#### PROBLEM DETAILS:
In full and without alteration, reproduce every record.

Dataset rows describing interfaces
== Segment start ==

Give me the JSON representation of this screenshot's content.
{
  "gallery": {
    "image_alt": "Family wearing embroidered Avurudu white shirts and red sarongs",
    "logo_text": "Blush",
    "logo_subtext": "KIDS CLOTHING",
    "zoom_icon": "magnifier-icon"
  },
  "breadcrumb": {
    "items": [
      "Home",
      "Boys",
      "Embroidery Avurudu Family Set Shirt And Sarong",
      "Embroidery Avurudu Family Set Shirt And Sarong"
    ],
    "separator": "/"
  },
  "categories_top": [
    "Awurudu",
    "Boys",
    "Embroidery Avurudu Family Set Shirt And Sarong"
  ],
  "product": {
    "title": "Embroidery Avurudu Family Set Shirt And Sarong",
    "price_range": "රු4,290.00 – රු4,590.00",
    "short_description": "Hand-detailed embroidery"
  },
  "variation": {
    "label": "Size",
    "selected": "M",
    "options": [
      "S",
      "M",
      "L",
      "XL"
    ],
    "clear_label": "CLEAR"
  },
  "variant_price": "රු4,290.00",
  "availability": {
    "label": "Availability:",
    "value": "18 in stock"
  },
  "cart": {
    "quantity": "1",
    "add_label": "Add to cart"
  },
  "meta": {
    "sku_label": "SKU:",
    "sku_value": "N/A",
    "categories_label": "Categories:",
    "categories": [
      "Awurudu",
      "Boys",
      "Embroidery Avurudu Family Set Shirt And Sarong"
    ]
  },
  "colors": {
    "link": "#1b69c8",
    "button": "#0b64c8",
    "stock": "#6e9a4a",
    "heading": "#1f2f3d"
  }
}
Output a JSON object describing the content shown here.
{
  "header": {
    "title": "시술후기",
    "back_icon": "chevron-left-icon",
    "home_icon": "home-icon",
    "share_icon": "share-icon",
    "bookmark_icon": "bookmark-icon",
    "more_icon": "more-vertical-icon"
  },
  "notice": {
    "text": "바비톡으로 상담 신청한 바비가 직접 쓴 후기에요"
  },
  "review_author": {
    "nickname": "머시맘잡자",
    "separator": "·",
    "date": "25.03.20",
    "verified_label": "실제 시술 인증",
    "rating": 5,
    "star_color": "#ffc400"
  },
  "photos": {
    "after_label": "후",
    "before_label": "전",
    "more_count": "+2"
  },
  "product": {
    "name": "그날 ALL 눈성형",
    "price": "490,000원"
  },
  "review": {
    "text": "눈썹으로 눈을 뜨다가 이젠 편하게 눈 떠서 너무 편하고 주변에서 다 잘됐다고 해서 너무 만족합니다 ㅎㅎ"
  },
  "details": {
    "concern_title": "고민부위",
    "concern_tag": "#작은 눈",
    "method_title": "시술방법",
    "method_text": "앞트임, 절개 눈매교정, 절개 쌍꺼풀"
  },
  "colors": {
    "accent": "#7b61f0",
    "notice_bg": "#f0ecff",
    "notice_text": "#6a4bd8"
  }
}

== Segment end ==

#### TASK ANSWER:
Give me the JSON representation of this screenshot's content.
{
  "gallery": {
    "image_alt": "Family wearing embroidered Avurudu white shirts and red sarongs",
    "logo_text": "Blush",
    "logo_subtext": "KIDS CLOTHING",
    "zoom_icon": "magnifier-icon"
  },
  "breadcrumb": {
    "items": [
      "Home",
      "Boys",
      "Embroidery Avurudu Family Set Shirt And Sarong",
      "Embroidery Avurudu Family Set Shirt And Sarong"
    ],
    "separator": "/"
  },
  "categories_top": [
    "Awurudu",
    "Boys",
    "Embroidery Avurudu Family Set Shirt And Sarong"
  ],
  "product": {
    "title": "Embroidery Avurudu Family Set Shirt And Sarong",
    "price_range": "රු4,290.00 – රු4,590.00",
    "short_description": "Hand-detailed embroidery"
  },
  "variation": {
    "label": "Size",
    "selected": "M",
    "options": [
      "S",
      "M",
      "L",
      "XL"
    ],
    "clear_label": "CLEAR"
  },
  "variant_price": "රු4,290.00",
  "availability": {
    "label": "Availability:",
    "value": "18 in stock"
  },
  "cart": {
    "quantity": "1",
    "add_label": "Add to cart"
  },
  "meta": {
    "sku_label": "SKU:",
    "sku_value": "N/A",
    "categories_label": "Categories:",
    "categories": [
      "Awurudu",
      "Boys",
      "Embroidery Avurudu Family Set Shirt And Sarong"
    ]
  },
  "colors": {
    "link": "#1b69c8",
    "button": "#0b64c8",
    "stock": "#6e9a4a",
    "heading": "#1f2f3d"
  }
}
Output a JSON object describing the content shown here.
{
  "header": {
    "title": "시술후기",
    "back_icon": "chevron-left-icon",
    "home_icon": "home-icon",
    "share_icon": "share-icon",
    "bookmark_icon": "bookmark-icon",
    "more_icon": "more-vertical-icon"
  },
  "notice": {
    "text": "바비톡으로 상담 신청한 바비가 직접 쓴 후기에요"
  },
  "review_author": {
    "nickname": "머시맘잡자",
    "separator": "·",
    "date": "25.03.20",
    "verified_label": "실제 시술 인증",
    "rating": 5,
    "star_color": "#ffc400"
  },
  "photos": {
    "after_label": "후",
    "before_label": "전",
    "more_count": "+2"
  },
  "product": {
    "name": "그날 ALL 눈성형",
    "price": "490,000원"
  },
  "review": {
    "text": "눈썹으로 눈을 뜨다가 이젠 편하게 눈 떠서 너무 편하고 주변에서 다 잘됐다고 해서 너무 만족합니다 ㅎㅎ"
  },
  "details": {
    "concern_title": "고민부위",
    "concern_tag": "#작은 눈",
    "method_title": "시술방법",
    "method_text": "앞트임, 절개 눈매교정, 절개 쌍꺼풀"
  },
  "colors": {
    "accent": "#7b61f0",
    "notice_bg": "#f0ecff",
    "notice_text": "#6a4bd8"
  }
}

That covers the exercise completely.